Could each record be written out again exactly as it stands?

[Entries from a dataset of interfaces]
------------------------------------
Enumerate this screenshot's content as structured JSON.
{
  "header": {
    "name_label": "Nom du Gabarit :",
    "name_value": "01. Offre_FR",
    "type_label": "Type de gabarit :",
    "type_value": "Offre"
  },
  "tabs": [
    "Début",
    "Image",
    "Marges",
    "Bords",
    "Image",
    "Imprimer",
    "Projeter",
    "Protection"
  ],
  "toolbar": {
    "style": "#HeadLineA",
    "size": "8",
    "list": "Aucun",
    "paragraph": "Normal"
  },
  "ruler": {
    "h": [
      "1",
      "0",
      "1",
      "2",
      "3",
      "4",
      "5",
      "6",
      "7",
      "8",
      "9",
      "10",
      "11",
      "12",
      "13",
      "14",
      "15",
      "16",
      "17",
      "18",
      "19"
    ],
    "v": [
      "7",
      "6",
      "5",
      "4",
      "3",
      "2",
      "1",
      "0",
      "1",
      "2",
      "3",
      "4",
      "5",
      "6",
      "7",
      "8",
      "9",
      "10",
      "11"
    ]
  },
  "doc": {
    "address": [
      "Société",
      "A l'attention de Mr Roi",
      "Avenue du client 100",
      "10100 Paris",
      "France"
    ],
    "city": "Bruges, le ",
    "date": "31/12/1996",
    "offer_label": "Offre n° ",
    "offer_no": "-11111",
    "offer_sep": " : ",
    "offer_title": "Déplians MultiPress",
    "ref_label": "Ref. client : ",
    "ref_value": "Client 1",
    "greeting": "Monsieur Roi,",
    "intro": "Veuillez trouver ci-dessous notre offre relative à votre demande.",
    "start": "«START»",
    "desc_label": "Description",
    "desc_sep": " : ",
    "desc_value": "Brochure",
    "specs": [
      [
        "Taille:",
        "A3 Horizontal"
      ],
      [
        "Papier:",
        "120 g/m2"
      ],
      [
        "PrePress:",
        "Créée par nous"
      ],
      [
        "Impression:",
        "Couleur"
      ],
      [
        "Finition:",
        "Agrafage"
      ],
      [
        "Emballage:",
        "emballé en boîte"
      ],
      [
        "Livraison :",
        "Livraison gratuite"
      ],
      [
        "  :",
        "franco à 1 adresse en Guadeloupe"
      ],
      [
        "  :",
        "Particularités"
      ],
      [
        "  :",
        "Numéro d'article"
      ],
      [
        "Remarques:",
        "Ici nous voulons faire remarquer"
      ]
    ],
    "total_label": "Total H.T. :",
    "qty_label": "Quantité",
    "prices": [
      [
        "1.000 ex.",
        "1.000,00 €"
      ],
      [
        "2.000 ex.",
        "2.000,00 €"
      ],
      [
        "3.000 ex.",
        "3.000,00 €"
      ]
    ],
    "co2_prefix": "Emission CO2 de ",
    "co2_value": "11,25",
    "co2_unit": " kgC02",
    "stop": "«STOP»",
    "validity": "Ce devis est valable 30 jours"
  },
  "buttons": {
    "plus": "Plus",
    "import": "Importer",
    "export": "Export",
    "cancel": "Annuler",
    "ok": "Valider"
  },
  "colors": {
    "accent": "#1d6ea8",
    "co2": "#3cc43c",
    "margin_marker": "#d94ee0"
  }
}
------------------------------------
**Response to the task:**
Enumerate this screenshot's content as structured JSON.
{
  "header": {
    "name_label": "Nom du Gabarit :",
    "name_value": "01. Offre_FR",
    "type_label": "Type de gabarit :",
    "type_value": "Offre"
  },
  "tabs": [
    "Début",
    "Image",
    "Marges",
    "Bords",
    "Image",
    "Imprimer",
    "Projeter",
    "Protection"
  ],
  "toolbar": {
    "style": "#HeadLineA",
    "size": "8",
    "list": "Aucun",
    "paragraph": "Normal"
  },
  "ruler": {
    "h": [
      "1",
      "0",
      "1",
      "2",
      "3",
      "4",
      "5",
      "6",
      "7",
      "8",
      "9",
      "10",
      "11",
      "12",
      "13",
      "14",
      "15",
      "16",
      "17",
      "18",
      "19"
    ],
    "v": [
      "7",
      "6",
      "5",
      "4",
      "3",
      "2",
      "1",
      "0",
      "1",
      "2",
      "3",
      "4",
      "5",
      "6",
      "7",
      "8",
      "9",
      "10",
      "11"
    ]
  },
  "doc": {
    "address": [
      "Société",
      "A l'attention de Mr Roi",
      "Avenue du client 100",
      "10100 Paris",
      "France"
    ],
    "city": "Bruges, le ",
    "date": "31/12/1996",
    "offer_label": "Offre n° ",
    "offer_no": "-11111",
    "offer_sep": " : ",
    "offer_title": "Déplians MultiPress",
    "ref_label": "Ref. client : ",
    "ref_value": "Client 1",
    "greeting": "Monsieur Roi,",
    "intro": "Veuillez trouver ci-dessous notre offre relative à votre demande.",
    "start": "«START»",
    "desc_label": "Description",
    "desc_sep": " : ",
    "desc_value": "Brochure",
    "specs": [
      [
        "Taille:",
        "A3 Horizontal"
      ],
      [
        "Papier:",
        "120 g/m2"
      ],
      [
        "PrePress:",
        "Créée par nous"
      ],
      [
        "Impression:",
        "Couleur"
      ],
      [
        "Finition:",
        "Agrafage"
      ],
      [
        "Emballage:",
        "emballé en boîte"
      ],
      [
        "Livraison :",
        "Livraison gratuite"
      ],
      [
        "  :",
        "franco à 1 adresse en Guadeloupe"
      ],
      [
        "  :",
        "Particularités"
      ],
      [
        "  :",
        "Numéro d'article"
      ],
      [
        "Remarques:",
        "Ici nous voulons faire remarquer"
      ]
    ],
    "total_label": "Total H.T. :",
    "qty_label": "Quantité",
    "prices": [
      [
        "1.000 ex.",
        "1.000,00 €"
      ],
      [
        "2.000 ex.",
        "2.000,00 €"
      ],
      [
        "3.000 ex.",
        "3.000,00 €"
      ]
    ],
    "co2_prefix": "Emission CO2 de ",
    "co2_value": "11,25",
    "co2_unit": " kgC02",
    "stop": "«STOP»",
    "validity": "Ce devis est valable 30 jours"
  },
  "buttons": {
    "plus": "Plus",
    "import": "Importer",
    "export": "Export",
    "cancel": "Annuler",
    "ok": "Valider"
  },
  "colors": {
    "accent": "#1d6ea8",
    "co2": "#3cc43c",
    "margin_marker": "#d94ee0"
  }
}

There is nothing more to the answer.